DQL, OWL, and the JTP reasoning technology we are developing provide the key elements of a query-answering facility that performs deductive retrieval from knowledge represented on the Semantic Web and a diagnostic facility that checks the logical consistency of such knowledge. The query-answering facility can be used by any service or tool that is retrieving information from Semantic Web knowledge bases, and the diagnostic facility can be used by any service or tool that is supporting the authoring of Semantic Web ontologies and knowledge.
In the upcoming DAML demonstration and experiment, we will provide JTP as a component tool and support its use as both a Web site query-answering agent and as a diagnostic tool for use in ontology development.
KSL will continue its work on ontology environment specification and tools for DAML+OIL and OWL. In addition to the effort focused directly on query answering, we have begun work on an interoperable explanation effort to facilitate trust of DAML+OIL and OWL applications. We also continue to enhance the KSL tool suite to support DAML+OIL and OWL needs where appropriate.
*Inference Web. Inference Web provides an infrastructure for supporting interoperable explanations of answers from semantic web applications. It is composed of a portable proof specification, a browser for displaying justifications, a registry of reasoners, inference rules, and ontologies (with meta information), and an API for interacting with the components. We have published an initial portable proof design (in DAML+OIL) that is to be used for proof sharing. We are obtaining feedback from reasoner authors and users in the RKF, DAML, Ultralog, AQUAINT, and KD-D programs for adequacy of the design. KSL will continue work on the portable proof specification and provide an implementation of Inference Web using the design. We have also begun work on a browser that displays information provided in the portable proof format. KSL will provide a distributable implementation of the proof browser. We have also begun work on the registry containing an initial specification for inference engines, inference rules, and ontology meta information. KSL will provide a prototype registration implementation and service. More information on Inference Web can be obtained from http://www.ksl.stanford.edu/software/iw/ .
* The KSL JTP reasoner is being developed and enhanced for DAML and OWL. It is largely driven by the query answering work and is elaborated on in section III. It provides a portion of the ontology development environment infrastructure. It is a hybrid reasoning architecture and may be used to incorporate other special purpose reasoners such as FACT or our time reasoner. It is being enhanced to provide explainable output using our Inference Web infrastructure using DAML+OIL and OWL.

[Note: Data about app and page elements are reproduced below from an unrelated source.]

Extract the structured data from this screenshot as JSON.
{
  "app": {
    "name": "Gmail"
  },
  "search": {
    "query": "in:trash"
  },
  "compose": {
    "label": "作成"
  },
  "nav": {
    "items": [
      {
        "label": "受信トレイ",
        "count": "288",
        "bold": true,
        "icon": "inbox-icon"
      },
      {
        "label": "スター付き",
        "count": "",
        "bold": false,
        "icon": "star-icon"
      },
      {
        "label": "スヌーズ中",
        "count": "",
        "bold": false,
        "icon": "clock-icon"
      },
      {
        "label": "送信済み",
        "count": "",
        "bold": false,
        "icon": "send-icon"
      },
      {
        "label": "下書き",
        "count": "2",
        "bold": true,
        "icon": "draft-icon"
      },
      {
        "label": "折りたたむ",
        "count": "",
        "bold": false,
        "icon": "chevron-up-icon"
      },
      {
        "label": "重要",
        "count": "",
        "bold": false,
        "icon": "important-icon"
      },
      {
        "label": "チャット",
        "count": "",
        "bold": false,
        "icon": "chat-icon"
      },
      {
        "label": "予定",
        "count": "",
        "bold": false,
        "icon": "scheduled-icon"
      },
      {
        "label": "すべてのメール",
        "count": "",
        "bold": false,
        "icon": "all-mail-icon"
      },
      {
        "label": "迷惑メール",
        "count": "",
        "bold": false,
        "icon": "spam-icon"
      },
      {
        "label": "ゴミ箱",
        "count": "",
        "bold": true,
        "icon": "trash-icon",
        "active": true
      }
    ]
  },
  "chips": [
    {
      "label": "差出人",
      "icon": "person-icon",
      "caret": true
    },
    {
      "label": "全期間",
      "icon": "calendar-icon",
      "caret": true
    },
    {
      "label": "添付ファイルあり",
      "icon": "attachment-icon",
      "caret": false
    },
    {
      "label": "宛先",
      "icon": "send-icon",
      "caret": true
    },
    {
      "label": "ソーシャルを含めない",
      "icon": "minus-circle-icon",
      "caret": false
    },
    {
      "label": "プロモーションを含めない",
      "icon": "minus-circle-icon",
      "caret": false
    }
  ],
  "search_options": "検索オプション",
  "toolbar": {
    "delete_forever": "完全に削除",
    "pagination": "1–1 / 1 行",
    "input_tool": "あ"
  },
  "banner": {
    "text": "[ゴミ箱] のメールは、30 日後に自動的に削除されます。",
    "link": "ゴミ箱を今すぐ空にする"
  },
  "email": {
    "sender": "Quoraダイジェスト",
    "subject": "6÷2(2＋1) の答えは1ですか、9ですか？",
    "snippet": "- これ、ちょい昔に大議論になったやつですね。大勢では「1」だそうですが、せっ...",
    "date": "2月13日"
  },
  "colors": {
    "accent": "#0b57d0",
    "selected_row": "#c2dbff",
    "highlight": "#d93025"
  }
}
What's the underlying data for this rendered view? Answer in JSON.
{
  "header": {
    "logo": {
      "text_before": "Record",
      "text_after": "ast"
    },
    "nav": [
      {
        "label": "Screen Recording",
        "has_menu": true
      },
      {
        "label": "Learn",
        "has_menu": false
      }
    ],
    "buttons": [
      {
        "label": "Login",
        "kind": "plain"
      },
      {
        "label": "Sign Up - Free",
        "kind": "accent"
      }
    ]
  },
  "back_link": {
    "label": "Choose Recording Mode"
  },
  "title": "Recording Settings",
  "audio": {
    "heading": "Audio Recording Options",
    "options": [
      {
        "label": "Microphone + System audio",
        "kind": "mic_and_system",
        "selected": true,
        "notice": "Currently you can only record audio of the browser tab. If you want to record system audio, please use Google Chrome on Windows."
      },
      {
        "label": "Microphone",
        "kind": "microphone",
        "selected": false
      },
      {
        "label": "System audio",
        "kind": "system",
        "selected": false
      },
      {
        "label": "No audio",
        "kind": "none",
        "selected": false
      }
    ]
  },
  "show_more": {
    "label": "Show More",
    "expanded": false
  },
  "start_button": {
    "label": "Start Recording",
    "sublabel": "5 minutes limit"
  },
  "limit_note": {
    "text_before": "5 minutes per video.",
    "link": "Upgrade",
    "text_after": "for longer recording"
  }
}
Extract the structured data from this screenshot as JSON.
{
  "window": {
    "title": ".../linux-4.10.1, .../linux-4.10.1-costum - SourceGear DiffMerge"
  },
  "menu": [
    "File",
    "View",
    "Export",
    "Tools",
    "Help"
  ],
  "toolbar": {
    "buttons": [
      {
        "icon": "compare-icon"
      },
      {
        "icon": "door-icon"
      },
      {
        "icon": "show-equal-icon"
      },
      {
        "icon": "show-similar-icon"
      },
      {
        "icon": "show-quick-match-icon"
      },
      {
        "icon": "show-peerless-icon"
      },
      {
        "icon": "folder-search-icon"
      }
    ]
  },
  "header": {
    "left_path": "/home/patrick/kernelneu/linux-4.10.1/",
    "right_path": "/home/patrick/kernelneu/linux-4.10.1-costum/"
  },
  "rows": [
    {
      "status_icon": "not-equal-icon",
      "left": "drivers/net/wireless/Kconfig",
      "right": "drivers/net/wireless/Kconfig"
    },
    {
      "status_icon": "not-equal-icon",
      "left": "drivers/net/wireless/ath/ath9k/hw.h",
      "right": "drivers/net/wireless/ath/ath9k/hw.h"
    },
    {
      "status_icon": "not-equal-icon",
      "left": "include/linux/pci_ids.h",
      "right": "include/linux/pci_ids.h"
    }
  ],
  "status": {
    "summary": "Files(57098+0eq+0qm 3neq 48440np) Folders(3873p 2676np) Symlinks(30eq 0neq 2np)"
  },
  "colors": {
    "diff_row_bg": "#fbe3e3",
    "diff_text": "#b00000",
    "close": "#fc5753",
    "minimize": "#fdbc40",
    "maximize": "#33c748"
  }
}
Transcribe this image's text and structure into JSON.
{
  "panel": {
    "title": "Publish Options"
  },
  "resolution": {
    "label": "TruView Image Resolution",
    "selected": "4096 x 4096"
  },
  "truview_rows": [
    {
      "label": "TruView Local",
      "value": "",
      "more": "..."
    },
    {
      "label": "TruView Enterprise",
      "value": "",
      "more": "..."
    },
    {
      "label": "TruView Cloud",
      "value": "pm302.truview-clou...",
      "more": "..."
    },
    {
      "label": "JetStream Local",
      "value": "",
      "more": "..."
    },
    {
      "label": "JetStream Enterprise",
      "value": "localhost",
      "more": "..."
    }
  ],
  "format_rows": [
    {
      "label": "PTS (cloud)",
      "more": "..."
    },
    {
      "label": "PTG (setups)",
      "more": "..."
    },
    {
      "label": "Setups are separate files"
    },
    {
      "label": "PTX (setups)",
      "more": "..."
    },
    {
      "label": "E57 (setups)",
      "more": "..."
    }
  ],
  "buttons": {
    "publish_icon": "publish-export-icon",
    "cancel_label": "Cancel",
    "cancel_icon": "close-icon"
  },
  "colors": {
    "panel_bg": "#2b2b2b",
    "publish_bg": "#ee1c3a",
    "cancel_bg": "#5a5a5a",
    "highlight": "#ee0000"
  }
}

* KSL and colleagues continue to utilize the Chimaera Ontology Evolution Environment tool aimed at supporting ontology merging, analysis, and transition. Chimaera has been and is being used in to diagnose the W3C guide knowledge bases. Chimaera will be upgraded to support OWL reading and writing.
Ontology development environment work is critical and leverageable by the DAML experiment. The JTP reasoner and the Inference Web environment may be used to generate consequences of DAML statements that are explainable. Additionally the KSL Chimaera ontology evolution environment may be used to analyze and merge DAML+OIL/OWL ontologies.
Measures of success with respect to the DAML experiment are use and use without consulting of the tools. Measures of success of the work in general is use of the tools inside and outside the DAML community.